Marketing these was certainly not my initial intention in designing them, which is why they are made from aluminum tube and why they do not require much machining. My team also doesn’t have the capability of producing any large number of these. However, if they do work, I imagine they could be quite useful. I plan to make a few variations of these in the next week or so to test them out. If they do prove to be successful, AndyMark would be the company to market them if they were interested.
When you try out this idea, I suggest you look up the torque specification for the size of bolt you plan to use. Get a torque wrench, and see what happens to the tube and channel when you tighten the bolt to spec torque with a spacer, then remove the spacer and try again and see what happens. I’d be interested in the results.
We did something similar but used a short section of 1" 80-20 instead of tube. No need to slot the frame, the slot in the 80-20 worked fine. We just drilled a 3/8" hole through the 80-20 to hold the axle.
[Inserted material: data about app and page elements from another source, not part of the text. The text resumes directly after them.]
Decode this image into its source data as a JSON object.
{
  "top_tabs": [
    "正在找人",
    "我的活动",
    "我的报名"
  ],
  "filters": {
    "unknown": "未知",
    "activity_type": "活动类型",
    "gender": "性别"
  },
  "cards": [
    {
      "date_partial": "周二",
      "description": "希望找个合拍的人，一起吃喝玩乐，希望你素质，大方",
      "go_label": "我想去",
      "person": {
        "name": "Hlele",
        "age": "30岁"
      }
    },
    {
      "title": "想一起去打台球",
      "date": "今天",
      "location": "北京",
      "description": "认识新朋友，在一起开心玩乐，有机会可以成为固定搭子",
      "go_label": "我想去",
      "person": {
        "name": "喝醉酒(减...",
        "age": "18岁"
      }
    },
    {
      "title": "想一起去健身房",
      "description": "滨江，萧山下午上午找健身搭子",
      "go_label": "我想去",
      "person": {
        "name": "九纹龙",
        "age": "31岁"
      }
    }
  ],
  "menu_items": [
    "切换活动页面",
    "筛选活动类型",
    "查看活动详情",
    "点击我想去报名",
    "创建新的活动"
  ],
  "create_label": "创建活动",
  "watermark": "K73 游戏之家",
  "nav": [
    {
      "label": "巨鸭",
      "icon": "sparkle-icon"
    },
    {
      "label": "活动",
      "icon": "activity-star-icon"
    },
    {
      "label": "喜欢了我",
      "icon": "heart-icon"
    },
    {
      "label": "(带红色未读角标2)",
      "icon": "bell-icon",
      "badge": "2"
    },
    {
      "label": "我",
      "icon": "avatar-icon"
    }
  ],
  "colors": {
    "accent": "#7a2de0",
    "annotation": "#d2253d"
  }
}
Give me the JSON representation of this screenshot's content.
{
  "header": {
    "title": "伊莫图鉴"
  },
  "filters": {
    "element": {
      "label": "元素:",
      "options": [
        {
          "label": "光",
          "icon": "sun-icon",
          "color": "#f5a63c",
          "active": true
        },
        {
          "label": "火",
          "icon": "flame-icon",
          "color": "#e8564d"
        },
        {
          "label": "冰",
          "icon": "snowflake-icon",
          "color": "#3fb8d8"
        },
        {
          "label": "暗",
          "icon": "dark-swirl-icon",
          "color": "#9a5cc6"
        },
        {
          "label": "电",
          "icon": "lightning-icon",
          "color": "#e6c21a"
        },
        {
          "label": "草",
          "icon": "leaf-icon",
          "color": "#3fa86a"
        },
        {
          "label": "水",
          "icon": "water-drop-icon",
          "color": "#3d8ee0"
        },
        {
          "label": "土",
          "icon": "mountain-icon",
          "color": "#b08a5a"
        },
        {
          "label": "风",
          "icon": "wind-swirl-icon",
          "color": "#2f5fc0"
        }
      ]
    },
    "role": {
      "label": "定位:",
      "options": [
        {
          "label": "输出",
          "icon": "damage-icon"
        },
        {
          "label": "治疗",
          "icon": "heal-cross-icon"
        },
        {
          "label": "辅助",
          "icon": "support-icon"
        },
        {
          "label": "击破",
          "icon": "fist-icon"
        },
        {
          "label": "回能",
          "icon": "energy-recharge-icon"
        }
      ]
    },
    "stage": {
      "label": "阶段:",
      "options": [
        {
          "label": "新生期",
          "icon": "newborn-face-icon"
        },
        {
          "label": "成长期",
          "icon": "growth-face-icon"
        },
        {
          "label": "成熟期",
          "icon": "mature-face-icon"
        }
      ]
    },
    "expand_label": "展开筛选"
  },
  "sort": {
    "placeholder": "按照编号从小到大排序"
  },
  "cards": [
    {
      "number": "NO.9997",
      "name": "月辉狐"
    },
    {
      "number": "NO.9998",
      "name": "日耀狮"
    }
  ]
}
We used 2 bolts from the bottom up into the slots. I think this is about the same thing you proposed in your second post. It worked really well but I’ll be interested to see if it will hold up when the floor isn’t so slippery. The loads on the wheels were pretty low this year. I guess a scheme with a bolt threaded into the end of the 80-20 would make it stronger as would using more bolts from the top or side.
One thing that was a problem was that a couple of our corner blocks were a little thin. The channel got a bit squished and the wheel mounts were too tight. We solved this on the belt sander but it was kind of crude. Next time we’ll shim around the corners if needed.
You have a good design there, lighter than the 80-20. I’m curious if your axle holes got oblong. I was a little worried about ours but it seemed to hold up fine for the one regional we went to.
Yea the chasis will flex when you tighten the bolt… thats what happend to our robot this year. To fix it all we did was just cut aluminum blocks, drill a hole for the bolt to fit in, slide it into the channel of the chasis, and then tighten.
Andy Mark Sells something that tightens chains though.